• [DATA PROVIDED]
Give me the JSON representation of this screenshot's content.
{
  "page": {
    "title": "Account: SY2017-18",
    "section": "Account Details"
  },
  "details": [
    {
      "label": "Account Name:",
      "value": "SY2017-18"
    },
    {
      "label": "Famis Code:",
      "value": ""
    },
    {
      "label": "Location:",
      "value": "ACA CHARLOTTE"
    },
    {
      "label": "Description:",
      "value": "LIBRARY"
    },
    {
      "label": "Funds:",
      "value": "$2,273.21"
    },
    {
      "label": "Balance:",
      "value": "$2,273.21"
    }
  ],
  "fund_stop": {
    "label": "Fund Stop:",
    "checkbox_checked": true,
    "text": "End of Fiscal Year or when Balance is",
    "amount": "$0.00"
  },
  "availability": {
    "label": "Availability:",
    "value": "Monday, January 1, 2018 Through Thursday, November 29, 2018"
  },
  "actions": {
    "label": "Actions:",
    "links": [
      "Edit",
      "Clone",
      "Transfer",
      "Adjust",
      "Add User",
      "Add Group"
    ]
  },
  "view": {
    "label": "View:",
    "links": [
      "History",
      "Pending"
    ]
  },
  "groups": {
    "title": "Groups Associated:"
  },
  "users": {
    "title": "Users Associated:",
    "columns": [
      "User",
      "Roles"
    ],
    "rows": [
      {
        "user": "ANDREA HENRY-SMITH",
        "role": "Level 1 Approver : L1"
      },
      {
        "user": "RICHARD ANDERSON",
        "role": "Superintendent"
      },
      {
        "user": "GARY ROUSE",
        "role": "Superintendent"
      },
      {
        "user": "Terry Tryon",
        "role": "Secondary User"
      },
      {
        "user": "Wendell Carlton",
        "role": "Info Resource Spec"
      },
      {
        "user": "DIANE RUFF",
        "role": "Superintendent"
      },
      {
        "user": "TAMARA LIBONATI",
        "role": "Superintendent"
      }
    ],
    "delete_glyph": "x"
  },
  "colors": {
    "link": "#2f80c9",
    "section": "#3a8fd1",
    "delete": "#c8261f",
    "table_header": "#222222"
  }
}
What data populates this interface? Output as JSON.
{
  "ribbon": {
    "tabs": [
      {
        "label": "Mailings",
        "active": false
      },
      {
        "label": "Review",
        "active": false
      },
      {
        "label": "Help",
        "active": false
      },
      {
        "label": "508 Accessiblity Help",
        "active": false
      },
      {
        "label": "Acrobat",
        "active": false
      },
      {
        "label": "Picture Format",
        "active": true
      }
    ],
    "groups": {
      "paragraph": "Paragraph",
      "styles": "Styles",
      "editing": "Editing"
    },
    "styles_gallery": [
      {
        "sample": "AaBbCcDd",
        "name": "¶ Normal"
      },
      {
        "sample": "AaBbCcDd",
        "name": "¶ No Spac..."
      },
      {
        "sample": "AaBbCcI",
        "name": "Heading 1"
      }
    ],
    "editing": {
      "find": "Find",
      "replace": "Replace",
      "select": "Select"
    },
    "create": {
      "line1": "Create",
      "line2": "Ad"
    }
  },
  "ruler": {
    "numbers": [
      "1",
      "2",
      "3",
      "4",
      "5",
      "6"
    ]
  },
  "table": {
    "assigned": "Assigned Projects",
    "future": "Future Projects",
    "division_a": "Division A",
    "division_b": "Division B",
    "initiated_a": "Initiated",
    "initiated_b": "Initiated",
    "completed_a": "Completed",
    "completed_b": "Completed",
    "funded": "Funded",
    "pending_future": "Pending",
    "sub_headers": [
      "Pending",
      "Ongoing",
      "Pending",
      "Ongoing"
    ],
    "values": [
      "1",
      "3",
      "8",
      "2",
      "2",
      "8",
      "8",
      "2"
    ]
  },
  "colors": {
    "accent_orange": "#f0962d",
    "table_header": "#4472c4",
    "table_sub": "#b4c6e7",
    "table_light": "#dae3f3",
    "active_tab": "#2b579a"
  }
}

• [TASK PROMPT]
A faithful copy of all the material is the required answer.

• [RESULT FOR THIS TASK]
Give me the JSON representation of this screenshot's content.
{
  "page": {
    "title": "Account: SY2017-18",
    "section": "Account Details"
  },
  "details": [
    {
      "label": "Account Name:",
      "value": "SY2017-18"
    },
    {
      "label": "Famis Code:",
      "value": ""
    },
    {
      "label": "Location:",
      "value": "ACA CHARLOTTE"
    },
    {
      "label": "Description:",
      "value": "LIBRARY"
    },
    {
      "label": "Funds:",
      "value": "$2,273.21"
    },
    {
      "label": "Balance:",
      "value": "$2,273.21"
    }
  ],
  "fund_stop": {
    "label": "Fund Stop:",
    "checkbox_checked": true,
    "text": "End of Fiscal Year or when Balance is",
    "amount": "$0.00"
  },
  "availability": {
    "label": "Availability:",
    "value": "Monday, January 1, 2018 Through Thursday, November 29, 2018"
  },
  "actions": {
    "label": "Actions:",
    "links": [
      "Edit",
      "Clone",
      "Transfer",
      "Adjust",
      "Add User",
      "Add Group"
    ]
  },
  "view": {
    "label": "View:",
    "links": [
      "History",
      "Pending"
    ]
  },
  "groups": {
    "title": "Groups Associated:"
  },
  "users": {
    "title": "Users Associated:",
    "columns": [
      "User",
      "Roles"
    ],
    "rows": [
      {
        "user": "ANDREA HENRY-SMITH",
        "role": "Level 1 Approver : L1"
      },
      {
        "user": "RICHARD ANDERSON",
        "role": "Superintendent"
      },
      {
        "user": "GARY ROUSE",
        "role": "Superintendent"
      },
      {
        "user": "Terry Tryon",
        "role": "Secondary User"
      },
      {
        "user": "Wendell Carlton",
        "role": "Info Resource Spec"
      },
      {
        "user": "DIANE RUFF",
        "role": "Superintendent"
      },
      {
        "user": "TAMARA LIBONATI",
        "role": "Superintendent"
      }
    ],
    "delete_glyph": "x"
  },
  "colors": {
    "link": "#2f80c9",
    "section": "#3a8fd1",
    "delete": "#c8261f",
    "table_header": "#222222"
  }
}
What data populates this interface? Output as JSON.
{
  "ribbon": {
    "tabs": [
      {
        "label": "Mailings",
        "active": false
      },
      {
        "label": "Review",
        "active": false
      },
      {
        "label": "Help",
        "active": false
      },
      {
        "label": "508 Accessiblity Help",
        "active": false
      },
      {
        "label": "Acrobat",
        "active": false
      },
      {
        "label": "Picture Format",
        "active": true
      }
    ],
    "groups": {
      "paragraph": "Paragraph",
      "styles": "Styles",
      "editing": "Editing"
    },
    "styles_gallery": [
      {
        "sample": "AaBbCcDd",
        "name": "¶ Normal"
      },
      {
        "sample": "AaBbCcDd",
        "name": "¶ No Spac..."
      },
      {
        "sample": "AaBbCcI",
        "name": "Heading 1"
      }
    ],
    "editing": {
      "find": "Find",
      "replace": "Replace",
      "select": "Select"
    },
    "create": {
      "line1": "Create",
      "line2": "Ad"
    }
  },
  "ruler": {
    "numbers": [
      "1",
      "2",
      "3",
      "4",
      "5",
      "6"
    ]
  },
  "table": {
    "assigned": "Assigned Projects",
    "future": "Future Projects",
    "division_a": "Division A",
    "division_b": "Division B",
    "initiated_a": "Initiated",
    "initiated_b": "Initiated",
    "completed_a": "Completed",
    "completed_b": "Completed",
    "funded": "Funded",
    "pending_future": "Pending",
    "sub_headers": [
      "Pending",
      "Ongoing",
      "Pending",
      "Ongoing"
    ],
    "values": [
      "1",
      "3",
      "8",
      "2",
      "2",
      "8",
      "8",
      "2"
    ]
  },
  "colors": {
    "accent_orange": "#f0962d",
    "table_header": "#4472c4",
    "table_sub": "#b4c6e7",
    "table_light": "#dae3f3",
    "active_tab": "#2b579a"
  }
}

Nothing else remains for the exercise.